[Dataset rows for apps and sites]
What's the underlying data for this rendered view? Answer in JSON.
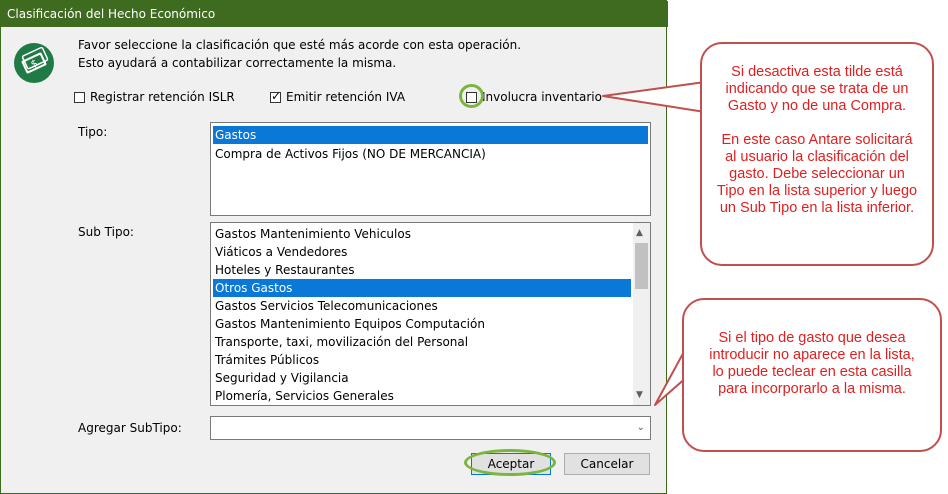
{
  "window": {
    "title": "Clasificación del Hecho Económico"
  },
  "header": {
    "line1": "Favor seleccione la clasificación que esté más acorde con esta operación.",
    "line2": "Esto ayudará a contabilizar correctamente la misma.",
    "icon": "money-icon"
  },
  "checkboxes": [
    {
      "label": "Registrar retención ISLR",
      "checked": false
    },
    {
      "label": "Emitir retención IVA",
      "checked": true
    },
    {
      "label": "Involucra inventario",
      "checked": false
    }
  ],
  "tipo": {
    "label": "Tipo:",
    "items": [
      "Gastos",
      "Compra de Activos Fijos (NO DE MERCANCIA)"
    ],
    "selected": "Gastos"
  },
  "subtipo": {
    "label": "Sub Tipo:",
    "items": [
      "Gastos Mantenimiento Vehiculos",
      "Viáticos a Vendedores",
      "Hoteles y Restaurantes",
      "Otros Gastos",
      "Gastos Servicios Telecomunicaciones",
      "Gastos Mantenimiento Equipos Computación",
      "Transporte, taxi, movilización del Personal",
      "Trámites Públicos",
      "Seguridad y Vigilancia",
      "Plomería, Servicios Generales"
    ],
    "selected": "Otros Gastos"
  },
  "agregar": {
    "label": "Agregar SubTipo:",
    "value": ""
  },
  "buttons": {
    "accept": "Aceptar",
    "cancel": "Cancelar"
  },
  "callouts": {
    "top_para1": "Si desactiva esta tilde está indicando que se trata de un Gasto y no de una Compra.",
    "top_para2": "En este caso Antare solicitará al usuario la clasificación del gasto. Debe seleccionar un Tipo en la lista superior y luego un Sub Tipo en la lista inferior.",
    "bottom": "Si el tipo de gasto que desea introducir no aparece en la lista, lo puede teclear en esta casilla para incorporarlo a la misma."
  },
  "colors": {
    "titlebar": "#3f6b21",
    "selection": "#0a78d7",
    "callout_text": "#e02020",
    "callout_border": "#c0504d",
    "highlight_ring": "#7bb53a"
  }
}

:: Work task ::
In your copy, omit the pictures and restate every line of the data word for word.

:: Your solution ::
What's the underlying data for this rendered view? Answer in JSON.
{
  "window": {
    "title": "Clasificación del Hecho Económico"
  },
  "header": {
    "line1": "Favor seleccione la clasificación que esté más acorde con esta operación.",
    "line2": "Esto ayudará a contabilizar correctamente la misma.",
    "icon": "money-icon"
  },
  "checkboxes": [
    {
      "label": "Registrar retención ISLR",
      "checked": false
    },
    {
      "label": "Emitir retención IVA",
      "checked": true
    },
    {
      "label": "Involucra inventario",
      "checked": false
    }
  ],
  "tipo": {
    "label": "Tipo:",
    "items": [
      "Gastos",
      "Compra de Activos Fijos (NO DE MERCANCIA)"
    ],
    "selected": "Gastos"
  },
  "subtipo": {
    "label": "Sub Tipo:",
    "items": [
      "Gastos Mantenimiento Vehiculos",
      "Viáticos a Vendedores",
      "Hoteles y Restaurantes",
      "Otros Gastos",
      "Gastos Servicios Telecomunicaciones",
      "Gastos Mantenimiento Equipos Computación",
      "Transporte, taxi, movilización del Personal",
      "Trámites Públicos",
      "Seguridad y Vigilancia",
      "Plomería, Servicios Generales"
    ],
    "selected": "Otros Gastos"
  },
  "agregar": {
    "label": "Agregar SubTipo:",
    "value": ""
  },
  "buttons": {
    "accept": "Aceptar",
    "cancel": "Cancelar"
  },
  "callouts": {
    "top_para1": "Si desactiva esta tilde está indicando que se trata de un Gasto y no de una Compra.",
    "top_para2": "En este caso Antare solicitará al usuario la clasificación del gasto. Debe seleccionar un Tipo en la lista superior y luego un Sub Tipo en la lista inferior.",
    "bottom": "Si el tipo de gasto que desea introducir no aparece en la lista, lo puede teclear en esta casilla para incorporarlo a la misma."
  },
  "colors": {
    "titlebar": "#3f6b21",
    "selection": "#0a78d7",
    "callout_text": "#e02020",
    "callout_border": "#c0504d",
    "highlight_ring": "#7bb53a"
  }
}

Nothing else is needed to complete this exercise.